I love making maps. And by making maps, I mean using existing maps to create interpretive maps or maps that explain history, show a story or link together events. I’m not out there GPSing any landmarks or detailing the topography. But I love making a topic make sense just by putting it together on a map.
Here are some examples:
Wyoming State Museum WPA exhibit map – At a quick glance, Wyoming State Museum visitors can see that the WPA had a vast reach across the U.S. Then on closer inspection, they can see examples of how it reach their community. It makes it easier to relate to this Wyoming exhibit if you’re not from Wyoming.
Wind River Reservation map – So much of the story about how Native Americans were treated by the government can be summed up in these maps about the changes to the Wind River Reservation borders with little explanation.
Preserve Wyoming conference map – This map gives conference attendees an idea of places to visit and what they’ll find. It’s nice to have it all in one place.
Interpretive sign maps – Many of the interpretive signs we do have a map for reference. This seems to be especially true for historic information.

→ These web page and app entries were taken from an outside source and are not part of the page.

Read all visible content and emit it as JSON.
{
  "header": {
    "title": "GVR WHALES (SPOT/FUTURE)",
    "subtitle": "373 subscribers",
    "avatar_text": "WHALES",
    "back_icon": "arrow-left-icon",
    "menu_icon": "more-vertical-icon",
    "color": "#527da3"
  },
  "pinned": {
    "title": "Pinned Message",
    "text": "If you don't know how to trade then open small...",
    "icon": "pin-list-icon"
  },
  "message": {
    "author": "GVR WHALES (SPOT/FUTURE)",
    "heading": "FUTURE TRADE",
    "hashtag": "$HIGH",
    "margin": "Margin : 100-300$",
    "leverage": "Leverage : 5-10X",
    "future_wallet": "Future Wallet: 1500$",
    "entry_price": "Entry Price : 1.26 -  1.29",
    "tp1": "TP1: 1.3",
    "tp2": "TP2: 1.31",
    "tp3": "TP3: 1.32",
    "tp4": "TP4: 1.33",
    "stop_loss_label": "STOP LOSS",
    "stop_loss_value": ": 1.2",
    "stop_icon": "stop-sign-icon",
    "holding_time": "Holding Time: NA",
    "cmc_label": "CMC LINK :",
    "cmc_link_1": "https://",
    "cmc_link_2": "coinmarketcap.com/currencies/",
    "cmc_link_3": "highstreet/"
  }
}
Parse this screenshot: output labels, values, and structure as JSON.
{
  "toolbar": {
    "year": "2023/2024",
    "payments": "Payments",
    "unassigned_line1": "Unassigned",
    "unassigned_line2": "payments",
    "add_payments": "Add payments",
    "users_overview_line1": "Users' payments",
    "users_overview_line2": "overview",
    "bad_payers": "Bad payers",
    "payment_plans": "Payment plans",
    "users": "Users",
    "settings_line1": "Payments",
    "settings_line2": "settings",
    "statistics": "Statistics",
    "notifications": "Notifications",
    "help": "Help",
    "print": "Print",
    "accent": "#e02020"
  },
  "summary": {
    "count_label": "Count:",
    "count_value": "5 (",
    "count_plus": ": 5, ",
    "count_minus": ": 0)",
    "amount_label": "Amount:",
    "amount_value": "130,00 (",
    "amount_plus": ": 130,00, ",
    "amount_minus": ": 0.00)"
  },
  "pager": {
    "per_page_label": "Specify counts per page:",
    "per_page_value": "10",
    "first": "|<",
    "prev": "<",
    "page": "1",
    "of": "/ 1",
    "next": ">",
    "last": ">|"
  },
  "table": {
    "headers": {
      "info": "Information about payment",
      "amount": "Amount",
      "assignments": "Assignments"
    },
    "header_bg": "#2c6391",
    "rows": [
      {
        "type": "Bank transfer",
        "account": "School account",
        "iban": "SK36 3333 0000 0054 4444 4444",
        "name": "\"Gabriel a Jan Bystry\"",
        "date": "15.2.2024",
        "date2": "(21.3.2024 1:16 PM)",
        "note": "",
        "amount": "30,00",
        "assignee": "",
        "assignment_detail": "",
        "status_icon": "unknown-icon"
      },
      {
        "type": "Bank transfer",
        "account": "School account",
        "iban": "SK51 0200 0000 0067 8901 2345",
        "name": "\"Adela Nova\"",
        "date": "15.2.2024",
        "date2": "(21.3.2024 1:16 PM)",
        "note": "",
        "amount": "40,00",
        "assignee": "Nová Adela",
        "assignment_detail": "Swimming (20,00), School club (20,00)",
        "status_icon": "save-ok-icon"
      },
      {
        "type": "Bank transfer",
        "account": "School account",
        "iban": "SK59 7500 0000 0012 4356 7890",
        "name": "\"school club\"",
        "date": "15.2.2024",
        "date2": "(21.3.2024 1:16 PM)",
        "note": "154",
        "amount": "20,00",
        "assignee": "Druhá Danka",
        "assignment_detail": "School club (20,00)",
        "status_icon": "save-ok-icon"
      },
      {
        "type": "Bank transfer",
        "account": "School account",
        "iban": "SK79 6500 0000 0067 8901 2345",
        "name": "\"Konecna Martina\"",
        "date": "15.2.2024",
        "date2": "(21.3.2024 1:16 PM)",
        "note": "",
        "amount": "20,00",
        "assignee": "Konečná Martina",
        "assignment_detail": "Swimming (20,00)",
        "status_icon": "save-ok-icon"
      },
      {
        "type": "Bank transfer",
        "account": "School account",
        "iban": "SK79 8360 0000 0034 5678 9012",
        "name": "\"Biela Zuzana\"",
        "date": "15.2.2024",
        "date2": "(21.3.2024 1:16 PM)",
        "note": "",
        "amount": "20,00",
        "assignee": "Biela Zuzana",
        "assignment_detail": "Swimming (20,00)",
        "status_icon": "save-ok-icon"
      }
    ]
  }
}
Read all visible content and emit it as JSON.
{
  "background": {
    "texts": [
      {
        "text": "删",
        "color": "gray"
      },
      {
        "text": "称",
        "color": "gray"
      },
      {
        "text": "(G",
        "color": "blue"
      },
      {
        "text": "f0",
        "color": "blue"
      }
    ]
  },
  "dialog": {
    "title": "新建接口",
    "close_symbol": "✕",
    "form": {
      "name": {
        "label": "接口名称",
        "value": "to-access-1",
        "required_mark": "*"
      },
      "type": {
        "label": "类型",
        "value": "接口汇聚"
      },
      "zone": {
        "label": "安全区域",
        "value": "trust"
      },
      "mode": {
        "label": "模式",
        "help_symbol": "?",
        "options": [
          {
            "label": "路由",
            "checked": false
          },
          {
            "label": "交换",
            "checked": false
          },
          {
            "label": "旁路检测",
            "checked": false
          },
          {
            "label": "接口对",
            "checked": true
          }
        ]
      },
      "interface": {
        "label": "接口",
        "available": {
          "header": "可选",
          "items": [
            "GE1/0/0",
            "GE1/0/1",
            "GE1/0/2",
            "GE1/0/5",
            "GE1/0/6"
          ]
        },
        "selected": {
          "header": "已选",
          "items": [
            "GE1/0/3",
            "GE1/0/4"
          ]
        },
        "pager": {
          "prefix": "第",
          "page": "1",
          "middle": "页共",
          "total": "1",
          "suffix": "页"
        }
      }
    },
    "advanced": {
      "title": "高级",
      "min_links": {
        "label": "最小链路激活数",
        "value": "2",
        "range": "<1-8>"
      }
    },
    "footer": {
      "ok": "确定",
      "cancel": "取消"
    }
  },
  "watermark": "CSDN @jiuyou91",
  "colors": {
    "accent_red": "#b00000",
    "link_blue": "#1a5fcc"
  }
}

Here are a few examples.
Black Diamond Trail brochure – This historic trail map shows the overall trail and then provides two insets with more information on the larger areas the trail passes through.
For many of these, we combined historic maps with modern day maps. We edited out information to focus on just the parts we needed. Sometimes this was a tedious process of tracing, but considering the lifespan of an interpretive sign, it’s worth it.
My designer takeaway: Maps can be a powerful visual tool. Don’t be afraid to spend some time on them making them tell your story.